↓

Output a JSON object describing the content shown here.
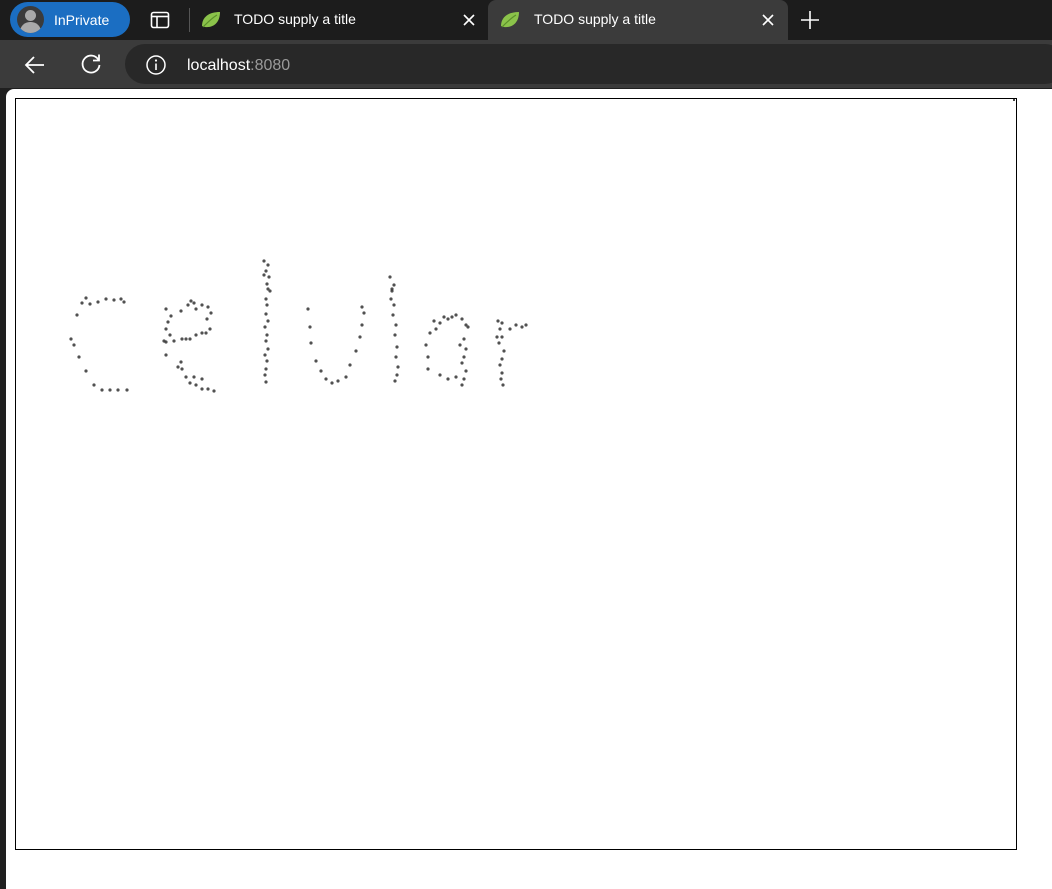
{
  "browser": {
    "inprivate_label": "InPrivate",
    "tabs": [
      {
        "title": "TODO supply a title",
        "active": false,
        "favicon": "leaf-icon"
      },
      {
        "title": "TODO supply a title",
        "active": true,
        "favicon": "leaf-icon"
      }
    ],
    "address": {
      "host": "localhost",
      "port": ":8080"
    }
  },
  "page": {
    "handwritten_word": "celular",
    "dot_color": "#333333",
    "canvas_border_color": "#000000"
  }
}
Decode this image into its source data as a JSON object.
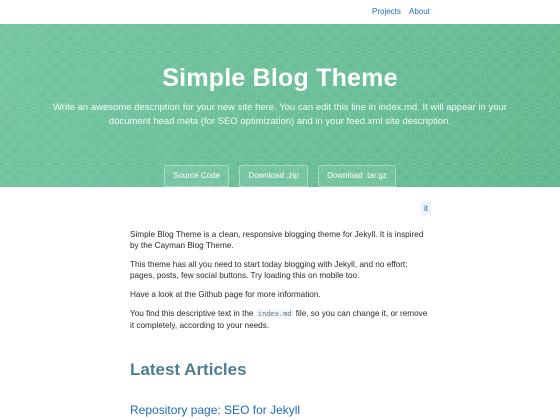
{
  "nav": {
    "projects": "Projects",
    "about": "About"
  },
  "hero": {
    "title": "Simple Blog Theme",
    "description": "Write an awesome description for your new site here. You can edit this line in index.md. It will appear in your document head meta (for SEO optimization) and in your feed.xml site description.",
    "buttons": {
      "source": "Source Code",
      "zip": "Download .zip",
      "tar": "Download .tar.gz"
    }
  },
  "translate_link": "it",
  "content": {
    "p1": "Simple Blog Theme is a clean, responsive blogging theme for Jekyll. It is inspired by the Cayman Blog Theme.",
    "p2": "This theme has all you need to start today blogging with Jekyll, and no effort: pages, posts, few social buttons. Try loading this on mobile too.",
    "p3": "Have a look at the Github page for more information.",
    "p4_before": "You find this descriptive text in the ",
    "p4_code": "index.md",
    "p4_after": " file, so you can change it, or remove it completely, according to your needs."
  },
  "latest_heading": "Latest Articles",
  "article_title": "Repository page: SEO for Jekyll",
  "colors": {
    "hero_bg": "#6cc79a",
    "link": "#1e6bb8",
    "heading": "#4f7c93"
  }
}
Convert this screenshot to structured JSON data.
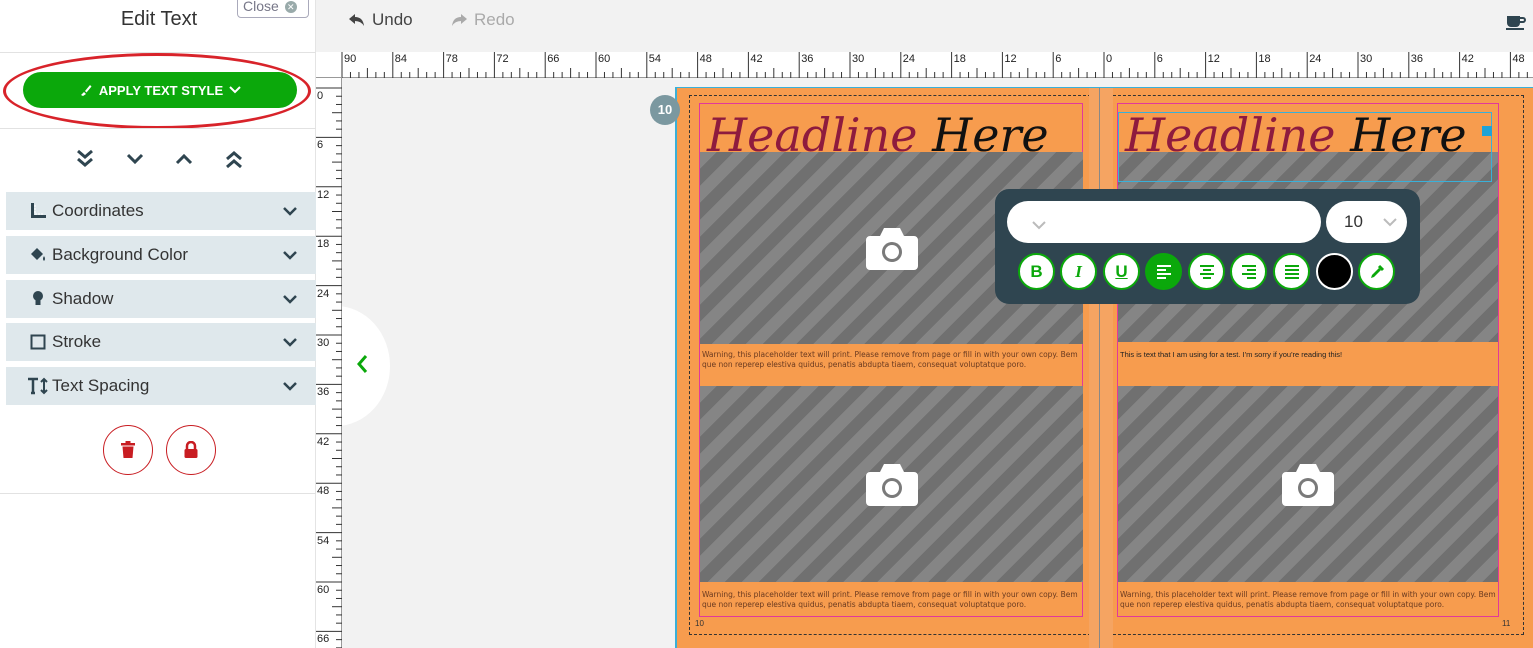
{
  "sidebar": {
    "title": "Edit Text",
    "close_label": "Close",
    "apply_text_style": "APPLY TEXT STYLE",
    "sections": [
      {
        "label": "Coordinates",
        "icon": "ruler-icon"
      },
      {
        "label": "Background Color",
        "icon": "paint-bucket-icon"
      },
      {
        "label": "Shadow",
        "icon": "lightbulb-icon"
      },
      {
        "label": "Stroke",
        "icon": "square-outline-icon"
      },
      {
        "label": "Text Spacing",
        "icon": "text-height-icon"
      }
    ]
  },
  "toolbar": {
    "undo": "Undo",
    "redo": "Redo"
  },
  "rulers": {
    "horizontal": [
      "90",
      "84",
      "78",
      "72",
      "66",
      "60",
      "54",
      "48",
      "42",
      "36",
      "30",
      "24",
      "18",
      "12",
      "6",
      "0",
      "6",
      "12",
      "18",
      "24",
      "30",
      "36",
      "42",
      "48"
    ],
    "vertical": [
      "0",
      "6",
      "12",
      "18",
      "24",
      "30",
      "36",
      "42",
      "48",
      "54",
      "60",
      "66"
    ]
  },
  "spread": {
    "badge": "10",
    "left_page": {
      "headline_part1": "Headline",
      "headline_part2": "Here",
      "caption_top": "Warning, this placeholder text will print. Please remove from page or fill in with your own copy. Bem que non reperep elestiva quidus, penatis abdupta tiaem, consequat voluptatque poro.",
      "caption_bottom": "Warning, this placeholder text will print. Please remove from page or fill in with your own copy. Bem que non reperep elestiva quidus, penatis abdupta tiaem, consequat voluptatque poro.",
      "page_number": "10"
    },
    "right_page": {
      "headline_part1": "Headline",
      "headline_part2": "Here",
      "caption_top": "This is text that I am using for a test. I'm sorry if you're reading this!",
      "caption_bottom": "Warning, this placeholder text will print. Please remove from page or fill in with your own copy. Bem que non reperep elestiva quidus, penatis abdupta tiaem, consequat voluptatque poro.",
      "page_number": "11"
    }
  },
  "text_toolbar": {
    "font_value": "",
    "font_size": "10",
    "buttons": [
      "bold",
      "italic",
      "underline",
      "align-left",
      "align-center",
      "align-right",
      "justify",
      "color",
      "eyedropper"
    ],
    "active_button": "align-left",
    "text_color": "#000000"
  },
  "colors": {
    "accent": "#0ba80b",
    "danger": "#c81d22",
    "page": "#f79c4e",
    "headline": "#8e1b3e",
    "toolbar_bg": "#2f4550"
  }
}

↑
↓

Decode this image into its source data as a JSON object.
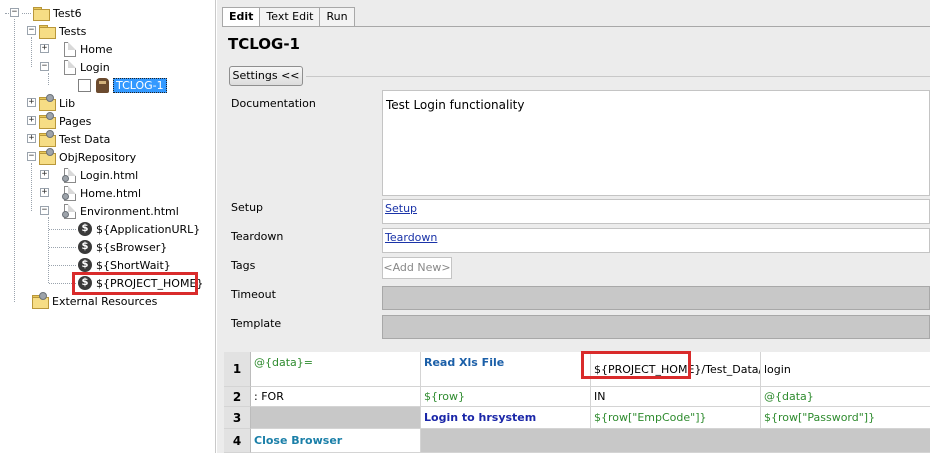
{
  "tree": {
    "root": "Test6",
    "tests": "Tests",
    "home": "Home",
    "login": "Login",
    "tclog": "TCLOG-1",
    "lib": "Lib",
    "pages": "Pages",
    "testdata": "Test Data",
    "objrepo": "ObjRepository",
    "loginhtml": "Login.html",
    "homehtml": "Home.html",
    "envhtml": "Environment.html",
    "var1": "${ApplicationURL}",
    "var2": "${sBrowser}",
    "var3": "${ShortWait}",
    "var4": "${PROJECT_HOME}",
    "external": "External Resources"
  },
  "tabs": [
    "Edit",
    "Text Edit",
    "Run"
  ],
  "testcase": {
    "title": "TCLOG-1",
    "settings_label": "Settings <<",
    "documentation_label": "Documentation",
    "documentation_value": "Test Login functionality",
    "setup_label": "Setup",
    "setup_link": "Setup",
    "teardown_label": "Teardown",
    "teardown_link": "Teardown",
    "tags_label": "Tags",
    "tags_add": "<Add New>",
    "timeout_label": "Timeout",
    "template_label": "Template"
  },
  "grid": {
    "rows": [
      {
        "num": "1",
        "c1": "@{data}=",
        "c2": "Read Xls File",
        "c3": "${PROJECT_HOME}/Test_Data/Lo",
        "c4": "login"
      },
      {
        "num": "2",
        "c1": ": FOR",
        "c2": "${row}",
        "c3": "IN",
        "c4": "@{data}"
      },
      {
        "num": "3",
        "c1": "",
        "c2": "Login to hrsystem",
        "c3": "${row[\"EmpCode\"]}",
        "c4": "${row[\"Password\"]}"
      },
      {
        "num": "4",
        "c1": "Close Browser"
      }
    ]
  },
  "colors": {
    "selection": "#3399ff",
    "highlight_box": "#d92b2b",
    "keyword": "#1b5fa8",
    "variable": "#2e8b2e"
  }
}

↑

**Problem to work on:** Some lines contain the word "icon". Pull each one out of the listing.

**Answer to the exercise:**
        "favicon": "leaf-icon"
        "favicon": "leaf-icon"
        "icon": "ruler-icon"
        "icon": "paint-bucket-icon"
        "icon": "lightbulb-icon"
        "icon": "square-outline-icon"
        "icon": "text-height-icon"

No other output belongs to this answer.